Many observers think the transition to petabyte levels is going to introduce changes even more sweeping than those associated with previous leaps in storage. “Traditionally vendors have built standalone data mining engines and moved the data into them,” says Winter. “But are you going to be able to move a petabyte around like that?” Winter foresees radical changes in engine architecture, probably involving breakthroughs in the engineering of parallelization.
“The whole notion of storage takes on a new meaning,” says Scot Klimke, vice president and CIO for Network Appliance, a storage services vendor in Sunnyvale, Calif. “It starts to be defined less as simple retention and more as the struggle for information quality.”
Perhaps the worst such issue is consistency. A petabyte of data is so big, and the quality of the information it contains is perforce so low, that it is bound to contain and create inconsistent information, which means that any petabyte-level system has to contain ways of detecting and resolving data conflicts.
Another issue is aging: Information quality varies, roughly, with age, but present systems are poorly equipped to track the age of material, especially material within a file. “I have five priorities for this fiscal year,” Klimke says. “Two involve data quality.”
Klimke argues that as the petabyte revolution picks up steam, the struggle to measure and manage data quality will increasingly define the CIO’s job.
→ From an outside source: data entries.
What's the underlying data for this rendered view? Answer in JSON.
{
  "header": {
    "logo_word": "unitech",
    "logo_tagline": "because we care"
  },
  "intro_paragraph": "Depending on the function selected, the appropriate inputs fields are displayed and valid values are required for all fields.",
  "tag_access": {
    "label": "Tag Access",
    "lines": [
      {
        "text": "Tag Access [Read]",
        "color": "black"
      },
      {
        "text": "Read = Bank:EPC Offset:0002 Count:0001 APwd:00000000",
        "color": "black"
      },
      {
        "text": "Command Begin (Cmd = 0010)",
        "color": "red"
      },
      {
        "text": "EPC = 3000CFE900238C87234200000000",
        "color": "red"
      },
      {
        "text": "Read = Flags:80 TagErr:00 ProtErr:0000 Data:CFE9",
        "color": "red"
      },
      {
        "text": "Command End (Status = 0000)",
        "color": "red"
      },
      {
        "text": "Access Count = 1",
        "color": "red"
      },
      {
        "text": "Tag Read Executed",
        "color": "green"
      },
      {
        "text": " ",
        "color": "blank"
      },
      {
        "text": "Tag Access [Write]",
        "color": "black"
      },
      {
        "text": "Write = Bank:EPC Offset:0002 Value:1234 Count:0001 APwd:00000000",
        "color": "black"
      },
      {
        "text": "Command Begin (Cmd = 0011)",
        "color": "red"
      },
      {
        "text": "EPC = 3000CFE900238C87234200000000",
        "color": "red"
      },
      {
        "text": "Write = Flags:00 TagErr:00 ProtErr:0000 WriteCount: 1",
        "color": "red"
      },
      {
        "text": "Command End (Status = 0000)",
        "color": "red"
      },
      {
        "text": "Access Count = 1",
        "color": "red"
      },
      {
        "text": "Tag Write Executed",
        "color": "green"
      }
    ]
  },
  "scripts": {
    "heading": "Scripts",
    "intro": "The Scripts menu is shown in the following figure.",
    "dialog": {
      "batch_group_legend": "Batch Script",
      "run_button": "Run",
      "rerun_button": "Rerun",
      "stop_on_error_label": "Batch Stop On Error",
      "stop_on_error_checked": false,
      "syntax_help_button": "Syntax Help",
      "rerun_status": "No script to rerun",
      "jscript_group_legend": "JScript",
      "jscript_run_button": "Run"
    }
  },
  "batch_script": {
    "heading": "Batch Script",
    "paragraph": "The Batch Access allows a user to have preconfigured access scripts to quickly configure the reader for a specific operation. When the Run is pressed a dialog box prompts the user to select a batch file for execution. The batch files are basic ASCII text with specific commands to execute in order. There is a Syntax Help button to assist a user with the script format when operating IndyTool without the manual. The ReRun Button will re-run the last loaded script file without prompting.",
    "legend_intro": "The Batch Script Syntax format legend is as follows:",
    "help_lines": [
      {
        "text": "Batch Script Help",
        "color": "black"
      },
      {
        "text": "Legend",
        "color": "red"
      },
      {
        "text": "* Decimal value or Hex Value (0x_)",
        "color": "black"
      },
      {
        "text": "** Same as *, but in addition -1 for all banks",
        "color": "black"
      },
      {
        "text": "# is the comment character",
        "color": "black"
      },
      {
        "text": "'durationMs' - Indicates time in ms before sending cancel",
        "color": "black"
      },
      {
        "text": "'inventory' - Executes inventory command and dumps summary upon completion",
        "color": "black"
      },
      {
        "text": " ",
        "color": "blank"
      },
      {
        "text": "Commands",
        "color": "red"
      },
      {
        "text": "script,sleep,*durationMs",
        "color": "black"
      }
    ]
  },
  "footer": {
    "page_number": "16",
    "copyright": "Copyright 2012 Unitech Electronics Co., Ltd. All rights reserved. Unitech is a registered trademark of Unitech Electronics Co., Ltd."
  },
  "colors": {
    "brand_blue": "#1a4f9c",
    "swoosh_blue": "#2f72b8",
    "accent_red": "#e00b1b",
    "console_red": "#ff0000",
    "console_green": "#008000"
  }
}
While he might or might not be right about this specific point, it’s clear that anyone exploring the petabyte world should bring a good map, watch out for booby traps and carry a rabbit’s foot for luck.